Trump said his appointment of "two great new Supreme Court Justices" and 105 "wonderful new Federal Judges (many more to come)" supports his "Right to Life" stance.
....Federal Judges (many more to come), two great new Supreme Court Justices, the Mexico City Policy, and a whole new & positive attitude about the Right to Life. The Radical Left, with late term abortion (and worse), is imploding on this issue. We must stick together and Win....— Donald J. Trump (@realDonaldTrump) May 19, 2019
He claimed that "The Radical Left, with late term abortion (and worse), is imploding on this issue. We must stick together and Win for Life in 2020. If we are foolish and do not stay UNITED as one, all of our hard fought gains for Life can, and will, rapidly disappear!"
Many of the nearly two dozen Democratic presidential contenders seeking their party's nomination to run against Trump in the November 2020 election have assailed the states adopting the anti-abortion laws, affirming their support for the Roe decision.

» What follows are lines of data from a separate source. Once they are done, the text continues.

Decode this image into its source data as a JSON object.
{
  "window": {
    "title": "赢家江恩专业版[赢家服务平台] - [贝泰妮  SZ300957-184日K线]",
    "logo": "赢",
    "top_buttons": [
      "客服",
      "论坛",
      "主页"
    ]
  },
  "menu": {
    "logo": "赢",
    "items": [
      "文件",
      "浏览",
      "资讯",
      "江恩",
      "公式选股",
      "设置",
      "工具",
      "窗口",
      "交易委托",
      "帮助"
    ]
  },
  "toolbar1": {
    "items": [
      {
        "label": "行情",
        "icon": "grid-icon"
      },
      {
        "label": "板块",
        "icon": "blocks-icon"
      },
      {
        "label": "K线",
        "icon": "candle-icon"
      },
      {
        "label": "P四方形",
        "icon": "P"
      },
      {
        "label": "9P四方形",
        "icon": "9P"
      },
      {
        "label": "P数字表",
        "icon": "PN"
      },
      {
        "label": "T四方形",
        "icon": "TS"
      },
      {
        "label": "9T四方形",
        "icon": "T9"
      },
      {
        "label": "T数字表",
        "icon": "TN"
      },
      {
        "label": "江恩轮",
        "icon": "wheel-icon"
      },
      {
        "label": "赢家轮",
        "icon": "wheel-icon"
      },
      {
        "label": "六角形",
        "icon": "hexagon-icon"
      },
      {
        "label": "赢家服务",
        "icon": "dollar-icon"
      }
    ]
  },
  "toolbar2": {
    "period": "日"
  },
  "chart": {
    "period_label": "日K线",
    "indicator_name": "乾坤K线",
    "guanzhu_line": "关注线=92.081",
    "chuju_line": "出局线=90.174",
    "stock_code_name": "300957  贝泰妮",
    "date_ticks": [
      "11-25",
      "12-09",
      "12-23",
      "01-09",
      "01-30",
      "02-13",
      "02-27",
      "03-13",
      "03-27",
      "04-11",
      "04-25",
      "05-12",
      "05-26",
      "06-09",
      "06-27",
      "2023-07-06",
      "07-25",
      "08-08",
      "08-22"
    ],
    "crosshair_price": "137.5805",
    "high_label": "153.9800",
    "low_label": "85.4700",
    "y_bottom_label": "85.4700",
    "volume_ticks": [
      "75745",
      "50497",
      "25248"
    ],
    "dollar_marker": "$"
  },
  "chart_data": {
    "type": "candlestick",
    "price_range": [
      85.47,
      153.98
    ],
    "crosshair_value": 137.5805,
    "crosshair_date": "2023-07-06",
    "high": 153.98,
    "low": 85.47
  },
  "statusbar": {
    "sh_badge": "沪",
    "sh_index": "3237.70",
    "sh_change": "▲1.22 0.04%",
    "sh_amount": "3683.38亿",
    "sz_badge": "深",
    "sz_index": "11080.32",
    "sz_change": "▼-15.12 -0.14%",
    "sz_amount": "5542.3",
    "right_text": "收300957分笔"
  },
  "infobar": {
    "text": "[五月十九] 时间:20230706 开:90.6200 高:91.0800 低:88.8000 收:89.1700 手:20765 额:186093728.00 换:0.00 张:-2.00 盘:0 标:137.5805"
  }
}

More than 50 million abortions have been performed in the U.S. since 1973, according to government statistics, with the biggest number in 1990, more than 1.4 million, a figure that has generally declined since then to less than a million annually.
WATCH: Abortion limitations